Abstract P045: Western Dietary Patterns are Associated with the Prevalence of Hypertension in South Korea - The Kangbuk Samsung Health Study
Introduction: Diet is a complex exposure of unquestionable relevance for cardiovascular disease (CVD) risk. South Korea, a population with traditionally low rates of CVD, has changed in recent decades from a traditional diet to more Western and modern dietary patterns. The impact of these changes are uncertain.
Hypothesis: We aimed to evaluate the hypothesis that non-traditional dietary patterns were associated with an increased prevalence of hypertension in a large sample of young and middle-aged Korean adults.

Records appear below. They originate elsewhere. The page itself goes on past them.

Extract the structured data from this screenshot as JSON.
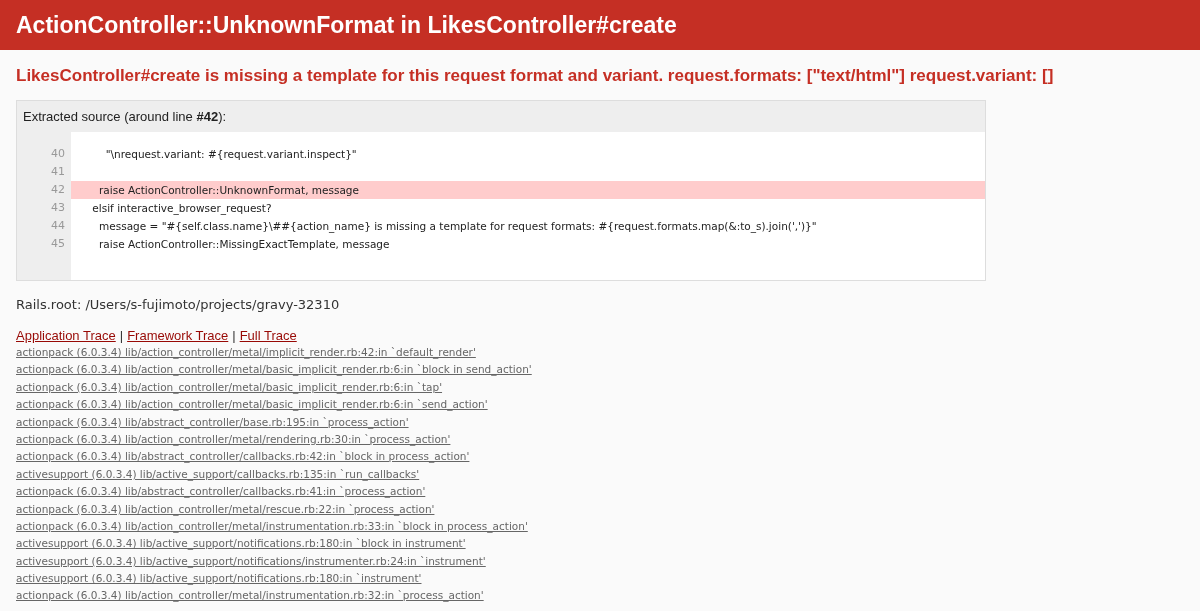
{
  "header": {
    "title": "ActionController::UnknownFormat in LikesController#create"
  },
  "message": "LikesController#create is missing a template for this request format and variant. request.formats: [\"text/html\"] request.variant: []",
  "source": {
    "title": "Extracted source (around line **#42**):",
    "lines": [
      {
        "number": "40",
        "code": "        \"\\nrequest.variant: #{request.variant.inspect}\"",
        "selected": false
      },
      {
        "number": "41",
        "selected": false
      },
      {
        "number": "42",
        "code": "      raise ActionController::UnknownFormat, message",
        "selected": true
      },
      {
        "number": "43",
        "code": "    elsif interactive_browser_request?",
        "selected": false
      },
      {
        "number": "44",
        "code": "      message = \"#{self.class.name}\\##{action_name} is missing a template for request formats: #{request.formats.map(&:to_s).join(',')}\"",
        "selected": false
      },
      {
        "number": "45",
        "code": "      raise ActionController::MissingExactTemplate, message",
        "selected": false
      }
    ]
  },
  "rails_root": "Rails.root: /Users/s-fujimoto/projects/gravy-32310",
  "trace_links": [
    "Application Trace",
    "Framework Trace",
    "Full Trace"
  ],
  "trace_separator": "|",
  "trace": [
    "actionpack (6.0.3.4) lib/action_controller/metal/implicit_render.rb:42:in `default_render'",
    "actionpack (6.0.3.4) lib/action_controller/metal/basic_implicit_render.rb:6:in `block in send_action'",
    "actionpack (6.0.3.4) lib/action_controller/metal/basic_implicit_render.rb:6:in `tap'",
    "actionpack (6.0.3.4) lib/action_controller/metal/basic_implicit_render.rb:6:in `send_action'",
    "actionpack (6.0.3.4) lib/abstract_controller/base.rb:195:in `process_action'",
    "actionpack (6.0.3.4) lib/action_controller/metal/rendering.rb:30:in `process_action'",
    "actionpack (6.0.3.4) lib/abstract_controller/callbacks.rb:42:in `block in process_action'",
    "activesupport (6.0.3.4) lib/active_support/callbacks.rb:135:in `run_callbacks'",
    "actionpack (6.0.3.4) lib/abstract_controller/callbacks.rb:41:in `process_action'",
    "actionpack (6.0.3.4) lib/action_controller/metal/rescue.rb:22:in `process_action'",
    "actionpack (6.0.3.4) lib/action_controller/metal/instrumentation.rb:33:in `block in process_action'",
    "activesupport (6.0.3.4) lib/active_support/notifications.rb:180:in `block in instrument'",
    "activesupport (6.0.3.4) lib/active_support/notifications/instrumenter.rb:24:in `instrument'",
    "activesupport (6.0.3.4) lib/active_support/notifications.rb:180:in `instrument'",
    "actionpack (6.0.3.4) lib/action_controller/metal/instrumentation.rb:32:in `process_action'"
  ]
}
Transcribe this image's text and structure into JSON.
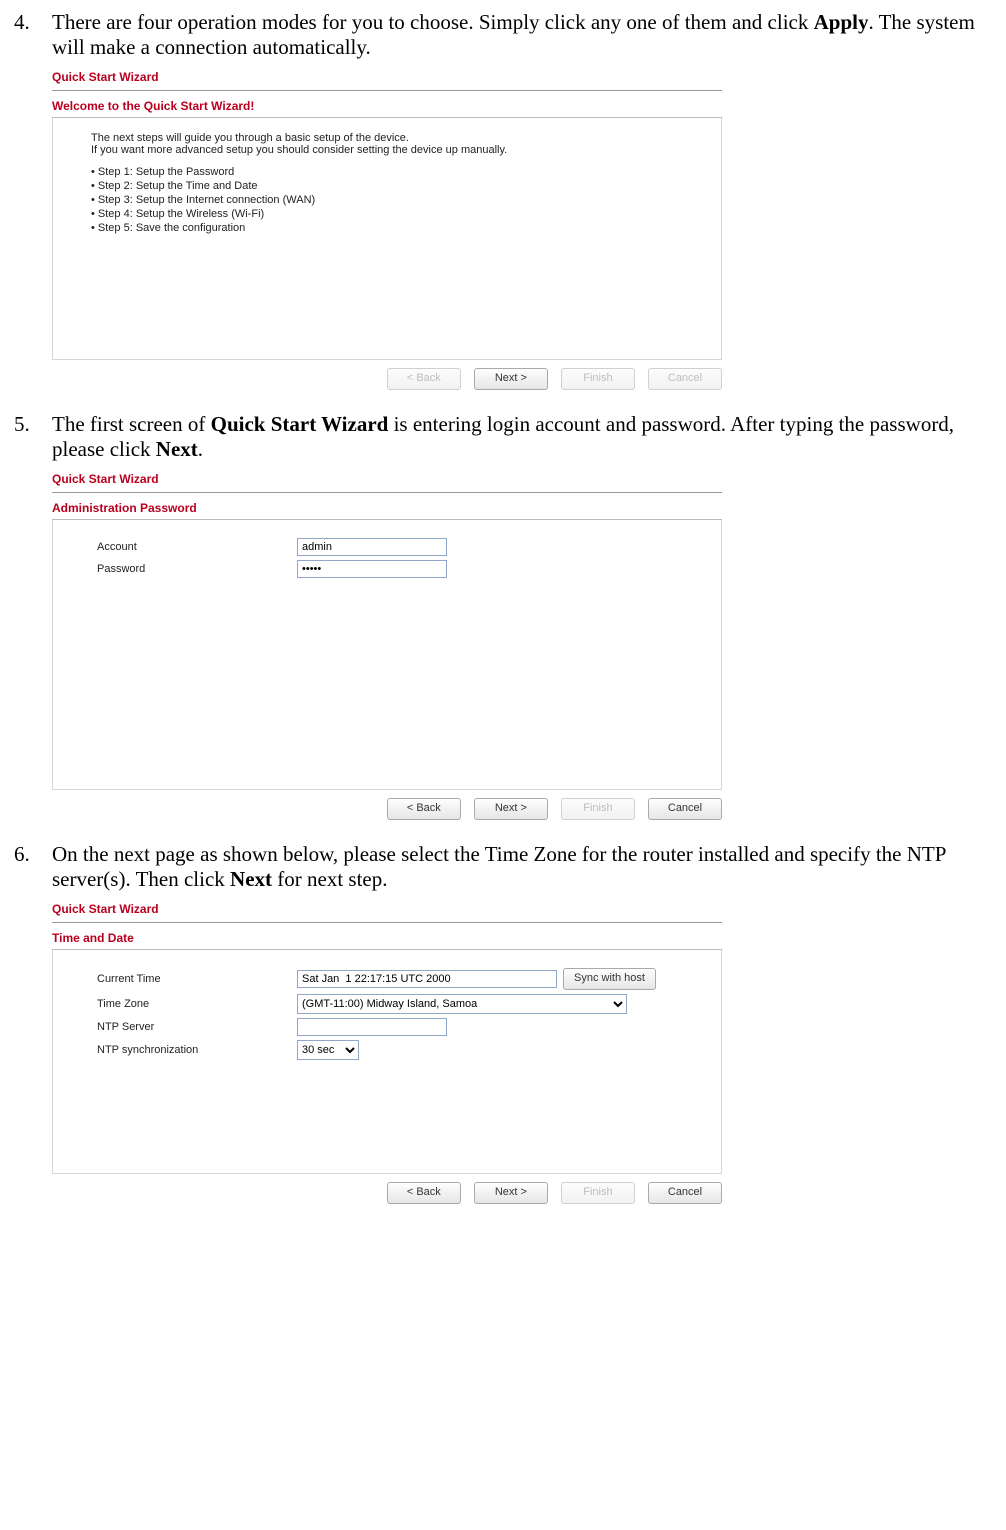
{
  "step4": {
    "number": "4.",
    "text_a": "There are four operation modes for you to choose. Simply click any one of them and click ",
    "bold": "Apply",
    "text_b": ". The system will make a connection automatically."
  },
  "shot1": {
    "wizard_title": "Quick Start Wizard",
    "subtitle": "Welcome to the Quick Start Wizard!",
    "intro1": "The next steps will guide you through a basic setup of the device.",
    "intro2": "If you want more advanced setup you should consider setting the device up manually.",
    "items": [
      "• Step 1: Setup the Password",
      "• Step 2: Setup the Time and Date",
      "• Step 3: Setup the Internet connection (WAN)",
      "• Step 4: Setup the Wireless (Wi-Fi)",
      "• Step 5: Save the configuration"
    ],
    "btn_back": "< Back",
    "btn_next": "Next >",
    "btn_finish": "Finish",
    "btn_cancel": "Cancel"
  },
  "step5": {
    "number": "5.",
    "text_a": "The first screen of ",
    "bold1": "Quick Start Wizard",
    "text_b": " is entering login account and password. After typing the password, please click ",
    "bold2": "Next",
    "text_c": "."
  },
  "shot2": {
    "wizard_title": "Quick Start Wizard",
    "subtitle": "Administration Password",
    "account_label": "Account",
    "account_value": "admin",
    "password_label": "Password",
    "password_value": "•••••",
    "btn_back": "< Back",
    "btn_next": "Next >",
    "btn_finish": "Finish",
    "btn_cancel": "Cancel"
  },
  "step6": {
    "number": "6.",
    "text_a": "On the next page as shown below, please select the Time Zone for the router installed and specify the NTP server(s). Then click ",
    "bold": "Next",
    "text_b": " for next step."
  },
  "shot3": {
    "wizard_title": "Quick Start Wizard",
    "subtitle": "Time and Date",
    "curtime_label": "Current Time",
    "curtime_value": "Sat Jan  1 22:17:15 UTC 2000",
    "sync_btn": "Sync with host",
    "tz_label": "Time Zone",
    "tz_value": "(GMT-11:00) Midway Island, Samoa",
    "ntp_label": "NTP Server",
    "ntp_value": "",
    "ntpsync_label": "NTP synchronization",
    "ntpsync_value": "30 sec",
    "btn_back": "< Back",
    "btn_next": "Next >",
    "btn_finish": "Finish",
    "btn_cancel": "Cancel"
  }
}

Methods: We conducted a cross sectional study of 220,979 adult men and women who underwent a screening health examination between January 2011 and December 2013 at the Kangbuk Samsung Total Healthcare Center in Seoul and Suwon, South Korea who did not have any history of cardiovascular disease, cancer, diabetes, hypertension, or dyslipidemia. Diet was assessed using a validated 103-item food frequency questionnaire and principal component analysis was used to derive three major dietary patterns: Western Korean, characterized by higher intakes of noodles, red meat, processed meat, raw or salted fish, shellfish, poultry, soda, and alcohol; Traditional Korean, characterized by higher intakes of vegetables, mushrooms, preserved vegetables, soya and other beans, fruits, fish, and seaweed; and Modern Korean, characterized by higher intakes of bread and cereals, milk and dairy products, snacks, and pizza, and lower intakes of alcohol, rice, and preserved vegetables. Hypertension was defined as having a systolic blood pressure ≥140 mmHg and/or a diastolic blood pressure ≥ 90 mmHg. Systolic hypertension was defined as having a systolic blood pressure ≥140 mmHg.

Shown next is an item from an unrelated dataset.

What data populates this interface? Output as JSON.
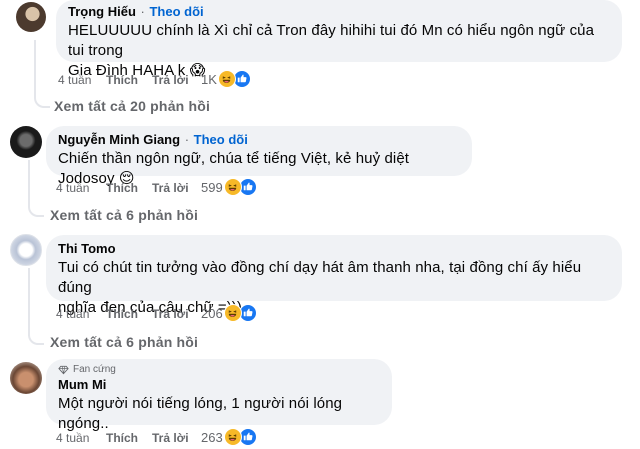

Results: The prevalence of hypertension was 2.9%. In fully adjusted multivariable models, the odds ratios for hypertension comparing the 90th to the 10th percentile of dietary scores were 1.58 (95%CI 1.42, 1.75), 1.11 (95%CI 1.01, 1.21), 0.73 (95%CI 0.66, 0.81) for Western, Traditional, and Modern Korean dietary patterns, respectively. The corresponding odds ratios for systolic hypertension were 1.50 (95%CI 1.28, 1.76), 1.17 (95%CI 1.01, 1.36), and 0.68 (95%CI 0.58, 0.79), respectively.
Conclusion: In this large cross-sectional study of young and middle-aged Korean men and women, diet transition to a more Western pattern, characterized by higher intake of meats and alcohol, was associated with a higher prevalence of hypertension and may be associated with increased CVD risk.

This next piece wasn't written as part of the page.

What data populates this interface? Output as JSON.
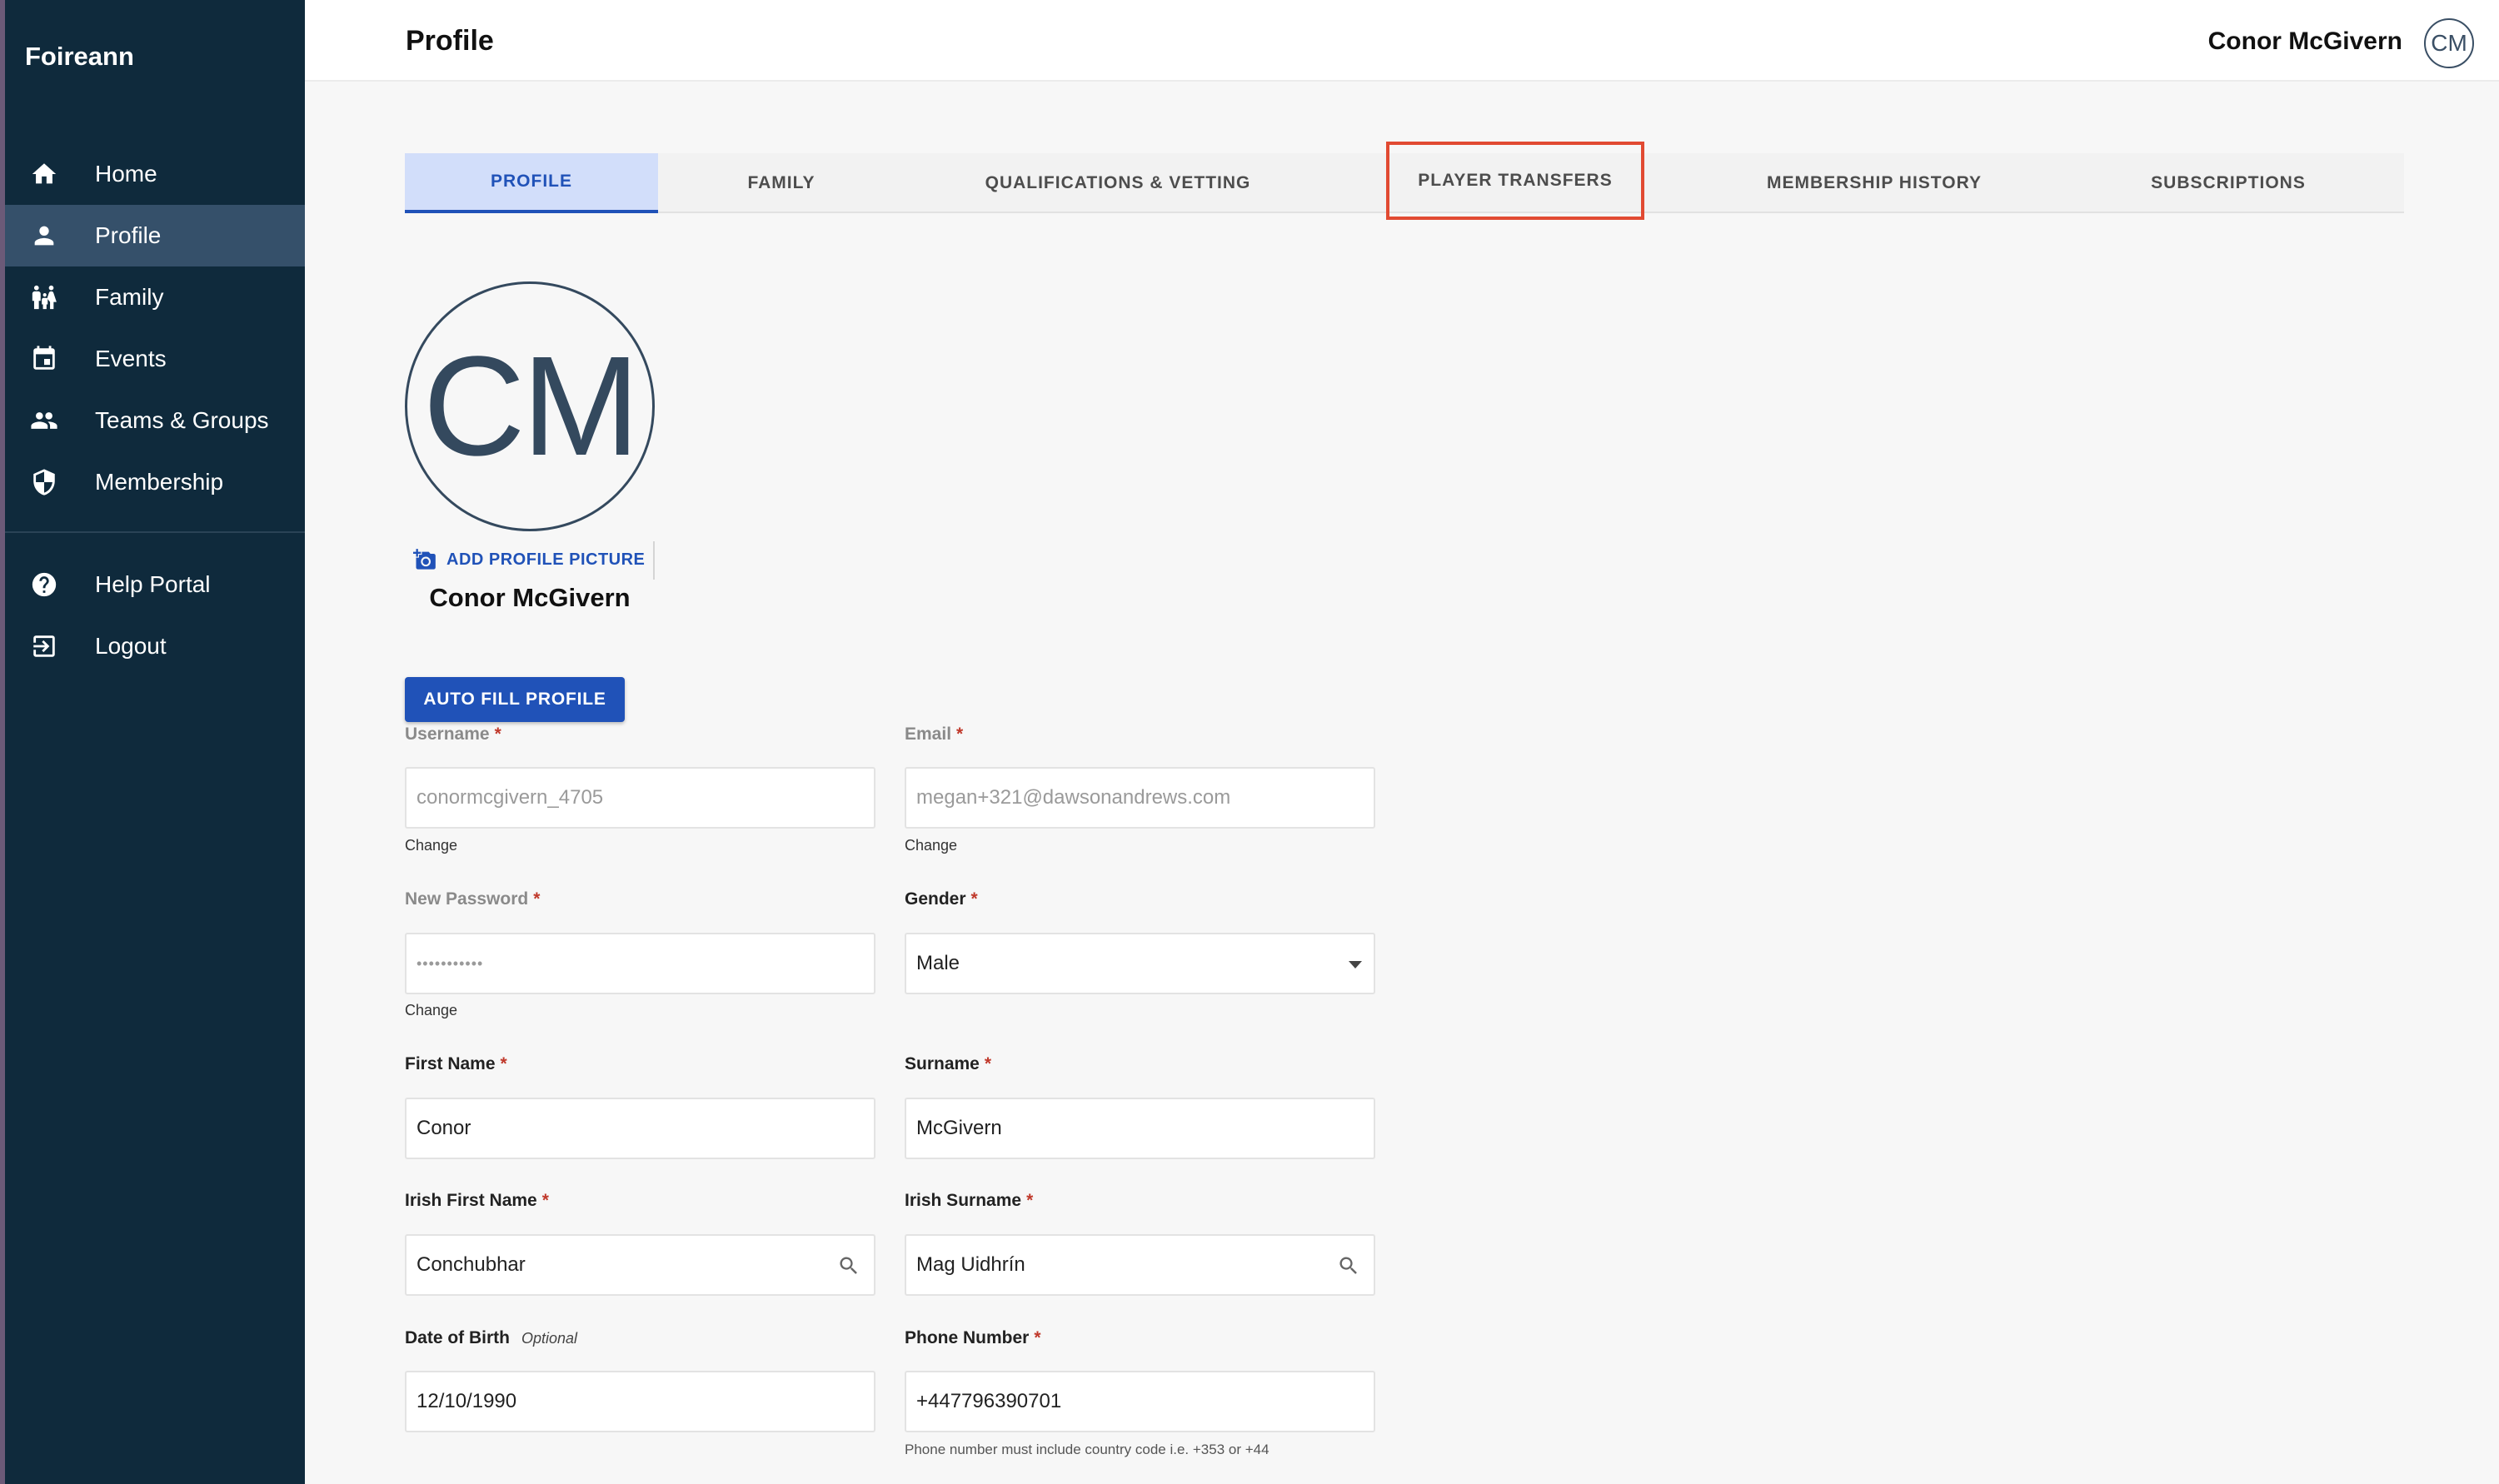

Author Disclosures: S. Rampal: None. J. Cho: None. Y. Choi: None. Y. Zhang: None. D. Zhao: None. R. Pastor-Barriuso: None. Y. Chang: None. J.A. Lima: None. H. Shin: None. S. Ryu: None. E. Guallar: None.
- © 2015 by American Heart Association, Inc.